- _REQUIRED ACTION_: Would you please state how many lines in the entries contain the word "screenshot"? Only the number should be given.

+++ RECORDS FOR PROCESSING +++

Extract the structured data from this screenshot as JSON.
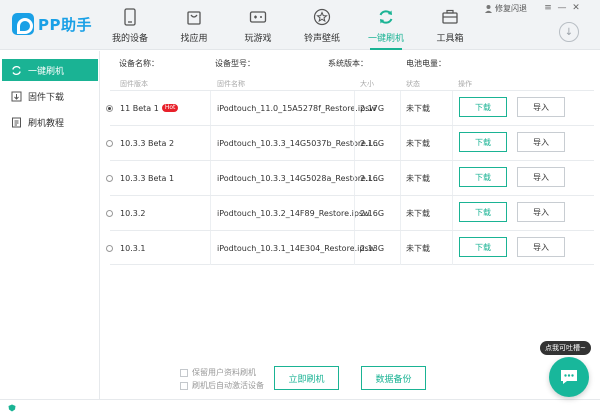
{
  "app": {
    "logo_text": "PP助手"
  },
  "nav": {
    "items": [
      {
        "label": "我的设备",
        "icon": "phone-icon"
      },
      {
        "label": "找应用",
        "icon": "bag-icon"
      },
      {
        "label": "玩游戏",
        "icon": "gamepad-icon"
      },
      {
        "label": "铃声壁纸",
        "icon": "star-icon"
      },
      {
        "label": "一键刷机",
        "icon": "refresh-icon",
        "active": true
      },
      {
        "label": "工具箱",
        "icon": "toolbox-icon"
      }
    ]
  },
  "window": {
    "feedback": "修复闪退"
  },
  "colors": {
    "accent": "#1ab394",
    "logo": "#1aa0e6",
    "hot": "#e8202a"
  },
  "sidebar": {
    "items": [
      {
        "label": "一键刷机",
        "icon": "refresh-icon",
        "active": true
      },
      {
        "label": "固件下载",
        "icon": "download-icon"
      },
      {
        "label": "刷机教程",
        "icon": "document-icon"
      }
    ]
  },
  "device_info": {
    "name_label": "设备名称：",
    "model_label": "设备型号：",
    "version_label": "系统版本：",
    "battery_label": "电池电量："
  },
  "table": {
    "headers": {
      "version": "固件版本",
      "name": "固件名称",
      "size": "大小",
      "status": "状态",
      "action": "操作"
    },
    "rows": [
      {
        "version": "11 Beta 1",
        "hot": "Hot",
        "name": "iPodtouch_11.0_15A5278f_Restore.ipsw",
        "size": "2.17G",
        "status": "未下载",
        "download": "下载",
        "import": "导入",
        "selected": true
      },
      {
        "version": "10.3.3 Beta 2",
        "name": "iPodtouch_10.3.3_14G5037b_Restore.i...",
        "size": "2.16G",
        "status": "未下载",
        "download": "下载",
        "import": "导入"
      },
      {
        "version": "10.3.3 Beta 1",
        "name": "iPodtouch_10.3.3_14G5028a_Restore.i...",
        "size": "2.16G",
        "status": "未下载",
        "download": "下载",
        "import": "导入"
      },
      {
        "version": "10.3.2",
        "name": "iPodtouch_10.3.2_14F89_Restore.ipsw",
        "size": "2.16G",
        "status": "未下载",
        "download": "下载",
        "import": "导入"
      },
      {
        "version": "10.3.1",
        "name": "iPodtouch_10.3.1_14E304_Restore.ipsw",
        "size": "2.13G",
        "status": "未下载",
        "download": "下载",
        "import": "导入"
      }
    ]
  },
  "options": {
    "keep_data": "保留用户资料刷机",
    "auto_activate": "刷机后自动激活设备"
  },
  "buttons": {
    "flash_now": "立即刷机",
    "backup": "数据备份"
  },
  "chat": {
    "tip": "点我可吐槽~"
  }
}
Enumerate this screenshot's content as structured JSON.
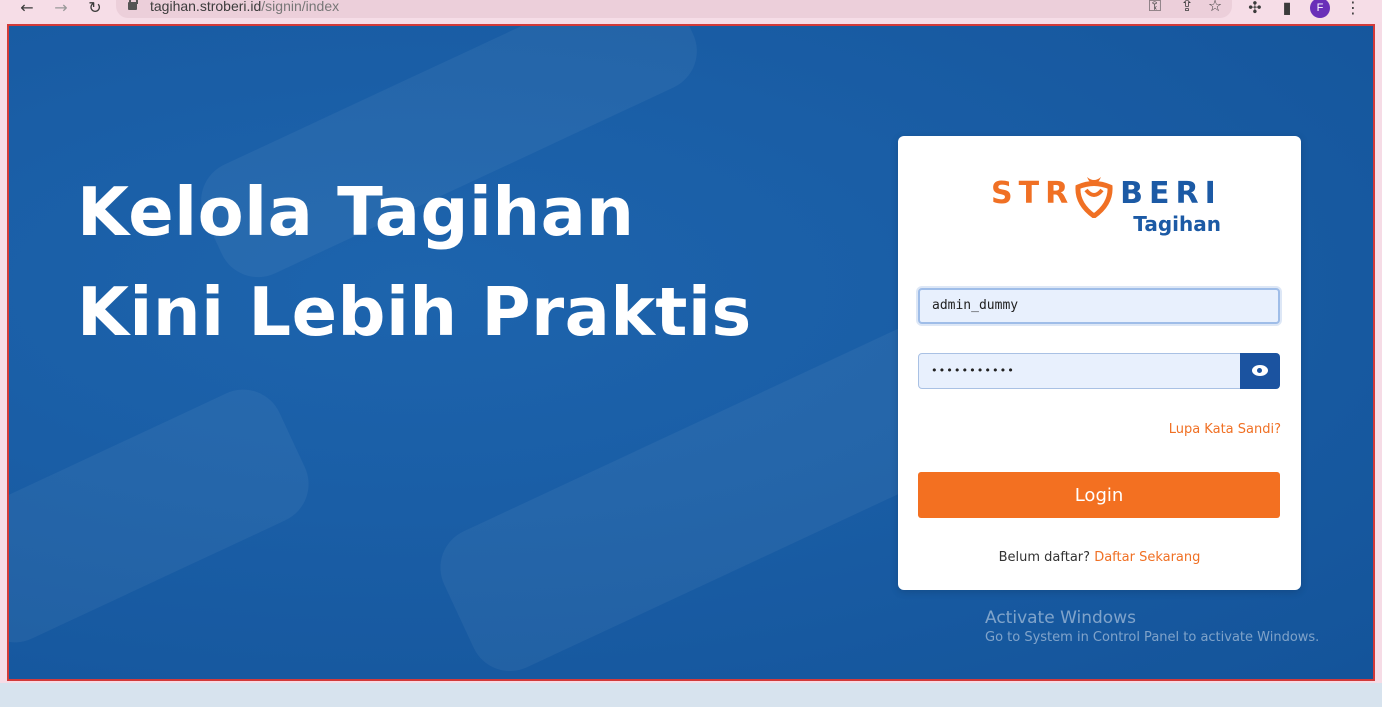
{
  "browser": {
    "url_host": "tagihan.stroberi.id",
    "url_path": "/signin/index",
    "profile_initial": "F"
  },
  "hero": {
    "line1": "Kelola Tagihan",
    "line2": "Kini Lebih Praktis"
  },
  "logo": {
    "word_left": "STR",
    "word_right": "BERI",
    "sub": "Tagihan"
  },
  "form": {
    "username_value": "admin_dummy",
    "password_masked": "•••••••••••",
    "forgot_label": "Lupa Kata Sandi?",
    "login_label": "Login",
    "register_prompt": "Belum daftar?",
    "register_link": "Daftar Sekarang"
  },
  "watermark": {
    "title": "Activate Windows",
    "subtitle": "Go to System in Control Panel to activate Windows."
  },
  "colors": {
    "primary_blue": "#1c5aa5",
    "accent_orange": "#f37021",
    "page_bg": "#1a5ea6"
  }
}
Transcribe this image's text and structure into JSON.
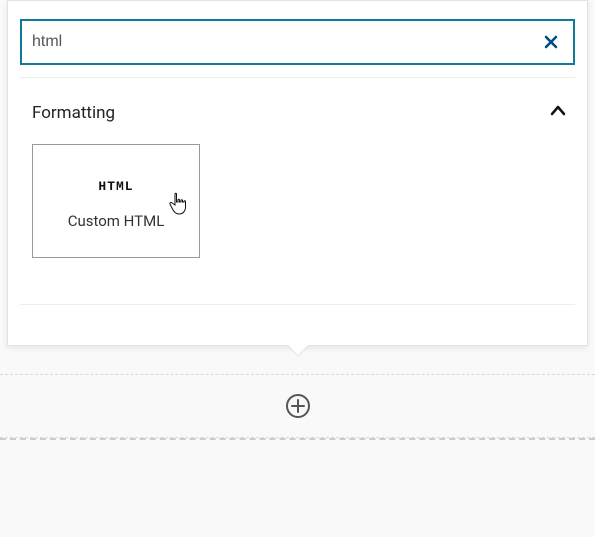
{
  "search": {
    "value": "html",
    "placeholder": ""
  },
  "section": {
    "title": "Formatting"
  },
  "blocks": [
    {
      "icon_text": "HTML",
      "label": "Custom HTML"
    }
  ],
  "colors": {
    "search_border": "#0e7b9b"
  }
}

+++

- _ANSWER TO THIS PROBLEM_: 2